Plant a Pawpaw For a Local, Tropical Treat

pawpaw.jpg By Patrick Sewell    

With rising gas prices, global warming and the recent movement towards green living, the idea of eating local has been getting a lot of attention recently. After all, the benefits to eating closer to home are pretty impressive: shrink your carbon footprint, support the local economy, eat more nutritious and healthy whole foods, and possibly even save a couple of bucks in the process. Now you can add one more reason to the list for eating local, and it’s one you can grow in your yard—pawpaws.

You may have already heard of pawpaws (Asimina triloba), a small, tropical looking tree with large, drooping leaves and large, three-lobed flowers that look like inverted trilliums. A native butterfly attractor (pawpaws are the sole source of food for the Zebra Swallowtail butterfly larvae), pawpaws are often grown ornamentally for conservation and aesthetic purposes. But it is the fruit of the tree that attracts many pawpaw enthusiasts. Having the look and feel of an oblong mango with large, bean-like seeds, pawpaw fruit can grow up to six inches long and weigh as much as two and a half pounds, earning them the honor of being the largest native fruit in the continental United States. This fact alone may entice a gardener to add a few pawpaw trees to their landscape, yet what is most interesting about the fruit is its unique flavor.

Read more: Plant a Pawpaw For a Local, Tropical Treat

 

Grow Happy

By Robin Ostfeld,
Blue Heron Farm

Everyone who has the opportunity should grow some of his or her own food. Even if it’s just a container with herbs or a single tomato plant, it’s worthwhile to grow something. Of course, I’m biased. Plants play a huge role in my own life, being both my livelihood and my hobby.  But there are so many reasons to get your hand dirty!

One morning last summer, a friend brought a copy of the magazine Discover to the farm. In it was an article that linked contact with soil bacteria to the release of serotonin in the brain.  In other words, inhaling or touching the soil bacteria (called mycobacterium vaccae) can cause a peaceful state of mind or, in a depressed person, an alleviation of the symptoms of depression. Wow! A new reason to garden! Not only is it good for the environment (there’s no food more local than that which you pick from your own backyard) and personal health (from the standpoint of the exercise involved and the fact that fresh picked produce has the highest amount of nutrients), but now it’s been shown to promote mental health as well! Of course, I knew it all along.

Read more: Grow Happy

Bread and Roses

By Kristie Snyder,
Marketing Assistant

Hearts starve as well as bodies; give us bread, but give us roses!

—James Oppenheim, from a 1911 poem supporting a Lawrence, Massachusetts textile worker’s strike
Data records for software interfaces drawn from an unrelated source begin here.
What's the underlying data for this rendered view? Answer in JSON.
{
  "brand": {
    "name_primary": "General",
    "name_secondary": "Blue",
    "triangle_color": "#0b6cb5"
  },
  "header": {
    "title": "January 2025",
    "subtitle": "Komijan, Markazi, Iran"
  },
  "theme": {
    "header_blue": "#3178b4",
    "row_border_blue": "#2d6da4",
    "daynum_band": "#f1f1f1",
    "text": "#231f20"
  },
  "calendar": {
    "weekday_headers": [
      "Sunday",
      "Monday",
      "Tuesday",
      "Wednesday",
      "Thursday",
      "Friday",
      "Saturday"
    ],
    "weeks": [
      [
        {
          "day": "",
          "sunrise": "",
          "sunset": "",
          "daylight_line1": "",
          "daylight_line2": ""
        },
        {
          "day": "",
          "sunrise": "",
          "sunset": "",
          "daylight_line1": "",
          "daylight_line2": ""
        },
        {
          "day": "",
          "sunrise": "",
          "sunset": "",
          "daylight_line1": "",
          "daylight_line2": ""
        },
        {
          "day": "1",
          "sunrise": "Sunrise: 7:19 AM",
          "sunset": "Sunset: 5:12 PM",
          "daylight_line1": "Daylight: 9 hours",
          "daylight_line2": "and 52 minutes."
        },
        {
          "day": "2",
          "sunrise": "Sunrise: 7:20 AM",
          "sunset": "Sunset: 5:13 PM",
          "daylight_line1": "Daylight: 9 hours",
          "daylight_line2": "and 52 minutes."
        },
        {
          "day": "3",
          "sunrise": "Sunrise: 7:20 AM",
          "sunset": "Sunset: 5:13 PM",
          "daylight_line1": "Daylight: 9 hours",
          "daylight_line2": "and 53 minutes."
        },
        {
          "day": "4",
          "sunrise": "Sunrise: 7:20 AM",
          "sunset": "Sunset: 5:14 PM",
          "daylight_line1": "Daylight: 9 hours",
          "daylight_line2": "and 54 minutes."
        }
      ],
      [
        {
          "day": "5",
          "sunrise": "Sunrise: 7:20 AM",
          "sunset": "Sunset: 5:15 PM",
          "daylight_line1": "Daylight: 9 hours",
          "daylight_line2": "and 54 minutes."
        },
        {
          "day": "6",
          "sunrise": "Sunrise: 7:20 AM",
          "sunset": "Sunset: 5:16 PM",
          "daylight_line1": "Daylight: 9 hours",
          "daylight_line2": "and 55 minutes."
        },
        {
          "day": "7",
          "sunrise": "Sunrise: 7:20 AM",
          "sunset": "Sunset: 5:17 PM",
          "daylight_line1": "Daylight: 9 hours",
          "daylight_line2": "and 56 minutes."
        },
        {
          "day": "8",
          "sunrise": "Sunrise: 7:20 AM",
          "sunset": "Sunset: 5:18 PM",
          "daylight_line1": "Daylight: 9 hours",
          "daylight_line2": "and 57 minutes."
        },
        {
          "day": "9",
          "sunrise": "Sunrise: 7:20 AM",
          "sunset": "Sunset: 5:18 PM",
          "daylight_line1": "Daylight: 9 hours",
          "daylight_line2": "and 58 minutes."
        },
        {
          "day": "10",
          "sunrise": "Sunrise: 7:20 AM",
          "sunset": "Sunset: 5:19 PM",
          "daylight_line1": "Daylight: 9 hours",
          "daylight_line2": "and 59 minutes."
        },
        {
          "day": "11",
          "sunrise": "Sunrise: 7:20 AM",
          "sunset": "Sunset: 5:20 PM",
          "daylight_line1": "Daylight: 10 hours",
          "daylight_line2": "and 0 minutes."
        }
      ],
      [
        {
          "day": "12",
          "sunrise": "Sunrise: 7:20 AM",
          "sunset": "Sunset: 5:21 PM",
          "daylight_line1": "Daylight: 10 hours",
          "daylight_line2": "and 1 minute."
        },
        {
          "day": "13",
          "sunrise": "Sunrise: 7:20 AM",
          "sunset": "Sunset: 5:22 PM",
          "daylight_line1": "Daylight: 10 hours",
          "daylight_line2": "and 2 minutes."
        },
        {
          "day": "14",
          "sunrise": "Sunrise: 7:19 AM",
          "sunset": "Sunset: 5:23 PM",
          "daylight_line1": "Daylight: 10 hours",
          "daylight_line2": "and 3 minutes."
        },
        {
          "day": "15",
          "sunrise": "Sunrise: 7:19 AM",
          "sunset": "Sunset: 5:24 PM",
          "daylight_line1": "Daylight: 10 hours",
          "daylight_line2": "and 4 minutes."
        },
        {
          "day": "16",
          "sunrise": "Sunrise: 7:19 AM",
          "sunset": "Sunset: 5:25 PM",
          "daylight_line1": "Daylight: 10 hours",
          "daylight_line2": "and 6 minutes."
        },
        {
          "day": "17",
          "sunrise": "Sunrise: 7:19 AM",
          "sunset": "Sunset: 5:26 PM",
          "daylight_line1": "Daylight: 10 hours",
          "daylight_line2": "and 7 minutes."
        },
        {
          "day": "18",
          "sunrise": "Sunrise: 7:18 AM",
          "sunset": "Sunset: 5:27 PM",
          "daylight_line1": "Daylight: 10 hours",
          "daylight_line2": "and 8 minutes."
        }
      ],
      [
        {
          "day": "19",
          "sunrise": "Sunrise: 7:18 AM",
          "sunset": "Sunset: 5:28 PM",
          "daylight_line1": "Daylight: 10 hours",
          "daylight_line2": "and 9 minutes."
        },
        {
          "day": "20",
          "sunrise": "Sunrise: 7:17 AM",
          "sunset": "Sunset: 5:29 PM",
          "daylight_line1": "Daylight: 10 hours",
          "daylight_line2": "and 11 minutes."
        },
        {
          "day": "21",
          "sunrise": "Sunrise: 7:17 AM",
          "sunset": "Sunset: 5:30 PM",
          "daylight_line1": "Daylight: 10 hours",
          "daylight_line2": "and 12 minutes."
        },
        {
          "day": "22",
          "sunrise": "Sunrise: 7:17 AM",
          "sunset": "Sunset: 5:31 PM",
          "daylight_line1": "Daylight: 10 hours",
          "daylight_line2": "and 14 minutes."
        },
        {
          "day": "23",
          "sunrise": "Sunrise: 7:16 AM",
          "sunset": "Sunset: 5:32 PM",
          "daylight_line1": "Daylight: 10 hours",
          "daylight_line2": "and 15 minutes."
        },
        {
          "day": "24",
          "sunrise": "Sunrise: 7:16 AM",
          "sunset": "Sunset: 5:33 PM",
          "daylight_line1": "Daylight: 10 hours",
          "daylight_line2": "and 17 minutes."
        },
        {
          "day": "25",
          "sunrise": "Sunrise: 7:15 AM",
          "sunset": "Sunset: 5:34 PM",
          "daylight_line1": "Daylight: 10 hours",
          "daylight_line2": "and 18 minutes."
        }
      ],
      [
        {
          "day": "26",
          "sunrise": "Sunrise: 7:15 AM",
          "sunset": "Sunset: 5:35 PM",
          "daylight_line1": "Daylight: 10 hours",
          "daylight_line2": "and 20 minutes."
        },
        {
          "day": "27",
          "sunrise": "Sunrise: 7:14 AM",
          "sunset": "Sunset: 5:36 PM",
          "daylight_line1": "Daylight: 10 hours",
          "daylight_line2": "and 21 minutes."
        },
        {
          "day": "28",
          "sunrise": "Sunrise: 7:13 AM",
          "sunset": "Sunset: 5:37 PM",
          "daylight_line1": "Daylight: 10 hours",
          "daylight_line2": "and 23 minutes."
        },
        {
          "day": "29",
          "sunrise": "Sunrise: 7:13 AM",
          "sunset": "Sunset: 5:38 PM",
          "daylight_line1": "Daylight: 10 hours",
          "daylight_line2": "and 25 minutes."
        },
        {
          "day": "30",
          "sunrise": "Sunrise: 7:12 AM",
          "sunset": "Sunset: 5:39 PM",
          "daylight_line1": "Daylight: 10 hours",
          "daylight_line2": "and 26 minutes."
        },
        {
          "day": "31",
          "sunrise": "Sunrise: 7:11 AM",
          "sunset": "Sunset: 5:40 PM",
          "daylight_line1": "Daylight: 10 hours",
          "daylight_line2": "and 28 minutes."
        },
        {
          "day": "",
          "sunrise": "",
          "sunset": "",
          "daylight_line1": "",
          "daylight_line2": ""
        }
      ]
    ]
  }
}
The workers that James Oppenheim’s poem paid tribute to were mostly immigrant women, who fed their families mainly—and meagerly—on a diet of bread. They were striking, ultimately unsuccessfully, against a pay cut. Starving was a very real threat; presumably they were less worried about their hearts. But the “bread and roses” quote endures—a testament to the power that the beauty of flowers holds.

Today, it’s South American flower workers, most of whom are also women, who might well be seeking “bread and roses.” Amy Garbincus, a flower and vegetable farmer at Three Sisters Farm and GreenStar Wellness staffer, says she is often asked, “Who cares if flowers are organic?”

Read more: Bread and Roses

 

Page 6 of 9

«StartPrev123456789NextEnd»

New in Produce

The Grapes are Coming!

Andrew Hernandez,
Produce Manager

thornbush-grapes-smYou've waited all year for them — Thornbush grapes are here this month! Along with a bounty of local produce of all kinds.

Apparently July, not August, is the hottest month of the year. I always think of August as being an unbearable sweltering wash of humidity and scorch ... looks like I'm wrong. What I do know, however, is that late August brings us local grapes from Thornbush! And, it's finally tomato season, one of my favorite times of the year! This month, Stick and Stone Farm brings us summer squash, cherry tomatoes (try them in the recipe on page 8), basil, chard, kale, and green beans! Remembrance Farm continues to deliver greens (also used in this month's recipe), and Blue Heron offers beets, eggplant, cucumbers, and garlic. (August also brings Gaahl, from Gorgoroth's, 38th birthday! Happy Birthday, Gaahl!) So I guess August isn't so bad ... sure it's the end of our two-month summer, but perhaps the local grapes and local tomatoes will quell your seasonal tears? If not there's always a time machine. Wait, no there isn't. Sorry about that.

facebook logo pinterest badge_red Twitter-badge1

co-op-deals

blog-button